But still he left behind his trail,
And thereby hangs my moral tale.
The trail is taken up each day
By senseless men who drive and slay;
And some, like bell-wether sheep,
Plunge straight on in one fell sweep.
Others flock in from behind,
Poor dumb animals bereft of mind.
Daily, on freeways (not so free),
Straight through nature they blast with glee,
The happy fools roar in and out,
And dodge, and turn, and twist about;
They utter words of terrible wrath
'Cause some other fools cross their path.
Still others followed (do not laugh),
This new breed is less than calf.
The calf through nature's woodway stalked;
With vision he digressed and balked.
But now that pathway is not the same;
Man's one-track mind has made that plain.
The path is one of blood and smog
Where faceless men slither and slog.
As man blindly pursues the freeway run,
Three miles become a nebulous one.
Thus, since a century and more,
Man has desecrated nature's lore.
As time passed in swiftness fleet,
The road became a bloody street.
Soon man, bent on swift convergence,
Spawned a cancerous insurgence -
A smogopolis that soon did reek,
A jungle no wise calf would seek.
Oft many thousand men are trapped
On smogways no calf ever mapped.
Men ply the freeways (still not free)

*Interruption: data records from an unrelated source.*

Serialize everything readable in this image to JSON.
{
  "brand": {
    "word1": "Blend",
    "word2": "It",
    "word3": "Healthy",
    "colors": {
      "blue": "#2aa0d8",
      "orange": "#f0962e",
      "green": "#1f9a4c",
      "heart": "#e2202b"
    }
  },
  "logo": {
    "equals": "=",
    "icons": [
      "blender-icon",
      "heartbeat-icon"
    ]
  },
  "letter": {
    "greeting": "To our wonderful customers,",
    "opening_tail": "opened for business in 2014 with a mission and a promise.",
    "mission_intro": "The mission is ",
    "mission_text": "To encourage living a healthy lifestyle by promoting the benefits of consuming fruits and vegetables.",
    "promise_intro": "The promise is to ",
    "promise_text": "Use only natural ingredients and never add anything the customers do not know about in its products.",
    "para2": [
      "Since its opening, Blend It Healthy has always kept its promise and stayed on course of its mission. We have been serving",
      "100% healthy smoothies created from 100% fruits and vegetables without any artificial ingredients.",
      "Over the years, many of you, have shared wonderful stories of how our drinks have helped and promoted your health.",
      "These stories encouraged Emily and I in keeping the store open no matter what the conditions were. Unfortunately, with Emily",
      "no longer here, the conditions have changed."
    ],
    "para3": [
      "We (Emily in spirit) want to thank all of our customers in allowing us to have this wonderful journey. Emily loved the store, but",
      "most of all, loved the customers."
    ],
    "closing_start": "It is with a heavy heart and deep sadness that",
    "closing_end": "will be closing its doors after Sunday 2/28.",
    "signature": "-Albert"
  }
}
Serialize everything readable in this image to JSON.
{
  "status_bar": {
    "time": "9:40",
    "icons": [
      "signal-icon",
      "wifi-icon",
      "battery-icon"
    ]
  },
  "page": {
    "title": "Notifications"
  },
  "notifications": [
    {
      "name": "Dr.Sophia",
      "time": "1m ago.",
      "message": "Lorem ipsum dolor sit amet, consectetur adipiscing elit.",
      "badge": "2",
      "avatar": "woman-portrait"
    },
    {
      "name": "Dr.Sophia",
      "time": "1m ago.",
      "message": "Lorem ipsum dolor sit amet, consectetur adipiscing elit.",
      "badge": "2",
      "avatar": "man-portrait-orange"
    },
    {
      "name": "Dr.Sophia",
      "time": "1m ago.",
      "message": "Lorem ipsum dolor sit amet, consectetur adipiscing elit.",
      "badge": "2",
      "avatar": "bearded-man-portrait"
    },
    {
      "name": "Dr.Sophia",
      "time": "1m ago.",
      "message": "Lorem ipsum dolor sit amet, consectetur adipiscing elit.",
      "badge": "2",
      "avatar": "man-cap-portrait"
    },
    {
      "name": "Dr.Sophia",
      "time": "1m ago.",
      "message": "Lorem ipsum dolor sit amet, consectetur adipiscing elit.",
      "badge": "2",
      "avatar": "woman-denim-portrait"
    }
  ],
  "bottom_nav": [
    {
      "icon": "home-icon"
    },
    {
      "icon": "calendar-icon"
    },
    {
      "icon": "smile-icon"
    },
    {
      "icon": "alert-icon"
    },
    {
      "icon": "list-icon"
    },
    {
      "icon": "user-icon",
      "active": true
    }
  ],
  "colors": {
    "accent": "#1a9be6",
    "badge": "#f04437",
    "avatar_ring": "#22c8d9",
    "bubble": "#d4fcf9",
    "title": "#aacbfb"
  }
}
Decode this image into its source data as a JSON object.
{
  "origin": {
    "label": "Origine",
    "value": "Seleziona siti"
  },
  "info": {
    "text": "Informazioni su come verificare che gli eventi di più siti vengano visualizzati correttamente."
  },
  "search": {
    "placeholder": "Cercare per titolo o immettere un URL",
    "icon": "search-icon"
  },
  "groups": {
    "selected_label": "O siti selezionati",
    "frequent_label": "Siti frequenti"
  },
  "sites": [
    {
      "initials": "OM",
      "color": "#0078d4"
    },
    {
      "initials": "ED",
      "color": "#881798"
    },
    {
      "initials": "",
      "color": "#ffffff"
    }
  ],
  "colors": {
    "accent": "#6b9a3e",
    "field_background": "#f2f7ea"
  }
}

Asphyxiated as no calf would be.
Yes, many thousand men, never led
By a calf three centuries dead.
Man's rape of nature still holds sway,
Losing more from life day after day.
Such blind reverence is apropos,
For good or bad-change the status quo.
A moral lesson this does teach:
Irrational man is hard to reach.
Yes, man is prone to go it blind,
Prudent precedent not for his mind;
Plunging on without time's direction,
Ignorance knows no recollection.
Men still flash along the smogway track,
Cutting in and out (some don't come back);
Deadly, destructive, their course of action,
To glow - not grow - their satisfaction.
But how the wise old wood gods chuckle
As man is rent, 'spite "belt-and-buckle."
Of many things, this tale does teach,
The calf was wiser 'bout nature's reach.
Now, midst the roar of smogway jungle
As man compounds his daily bungle,
I detect a blatant bleat (perhaps a laugh?)
From that three-centuries-old dead calf.